by Robert Maxwell
I had the chance to answer this question recently. . .
"What exactly is training to failure? For example, if I can successfully get out that last rep, even if my face is purple, have I trained to failure or not? I could try a subsequent rep which would NOT be completed, which would be absolute failure I suppose.
The point I'm getting at is that I want to continue to grow and get stronger, but I don't want to overtrain, and I really don't understand the true definition of failure. Is it eeking out that last rep that was eye-poppingly hard, or is it doing one more and not making it?"
Good question. In the context of a barbell training program, training to failure typically means completing the last rep you’re able to without a serious breakdown in form. Actual failure to complete a rep isn’t productive for muscle and strength gain. It’s also heart on your central nervous system and dangerous because of the strong possibility of injury. As a strength and fitness coach, I would never recommend a client purposely train past the point of safe rep completion. There’s no benefit and plenty of risk.
This information naturally leads to the question “how often should I train to failure, as defined above?” Different coaches will give different answers, but for my clients, I usually recommend training to failure on the final set of each exercise, every workout. If you’re not a custom to training to failure, this might seem a little extreme. On the other hand, if you’re used to driving yourself to the absolute limit on every set of every exercise, this recommendation might seem too light. Truth is, our bodies don’t put on any muscle during training. In fact, lifting heavy does microscopic damage to our muscles. This in and of itself does not make muscles bigger and stronger.
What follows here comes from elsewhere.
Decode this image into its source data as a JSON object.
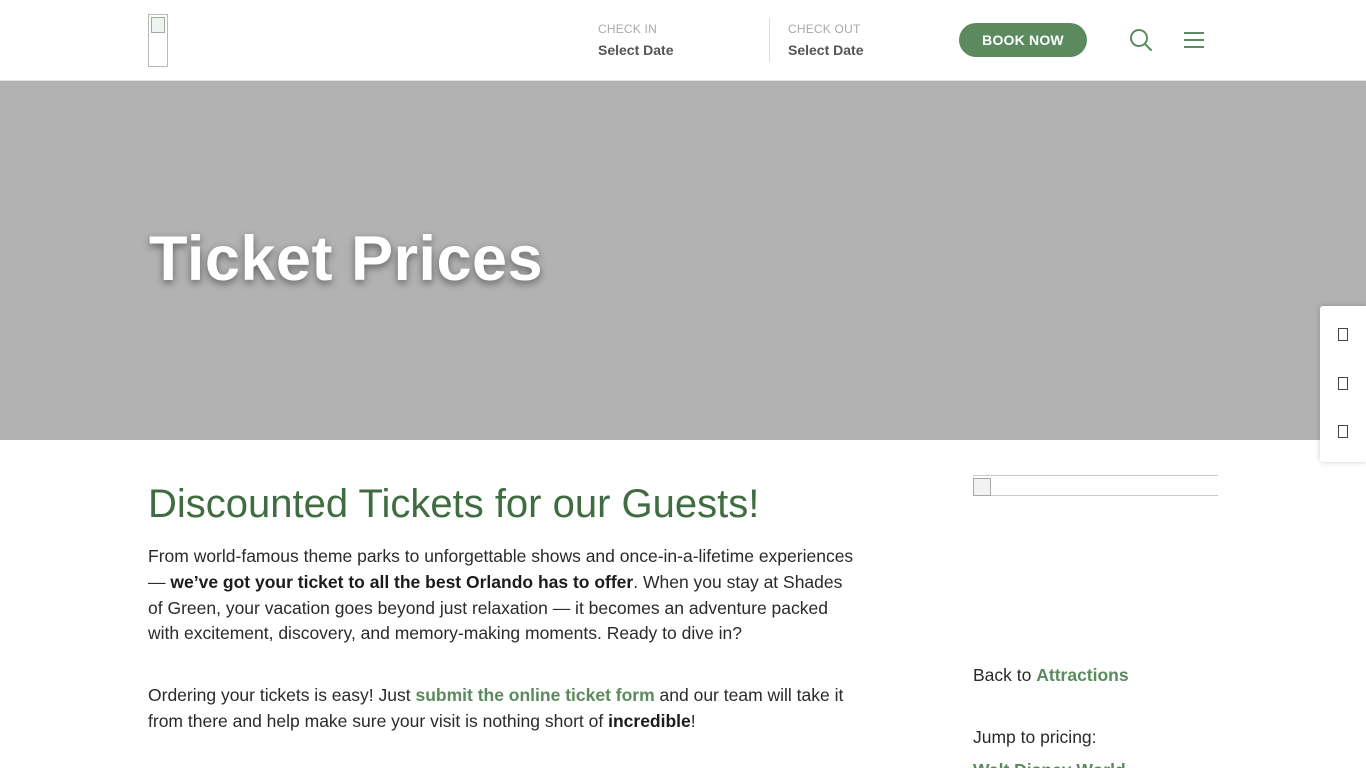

The microscopic damage happening to the muscle fibers when you lift heavy weights is only a signal to grow – not the growth itself. That’s why it’s important to balance training intensity with recovery. Train too intensely, approaching failure too often, and you’re putting yourself at risk of injury because of overtraining. Even if you don’t get injured, overtraining will leave you feeling exhausted and weak rather than energized and strong. The best balance I have found between intensity and recovery is to train to failure on the final set of each exercise only.
Training to failure on your final set is all well and good, and vital for optimal muscle growth and strengthening. But you shouldn’t do it constantly. Even if you restrict going to failure to your last sets only, your body will eventually be unable to recover fast enough to make up for the strain. That’s where deload weeks come in. If you’re routinely training to failure, every 4 to 6 weeks, take a light week. Do all your normal exercises, but less sets, reps, and weight. Don’t even get close to failure during a deload week. Doing this every month or so gives your body a chance to catch up, and leaves you recharged for full capacity workouts the following week.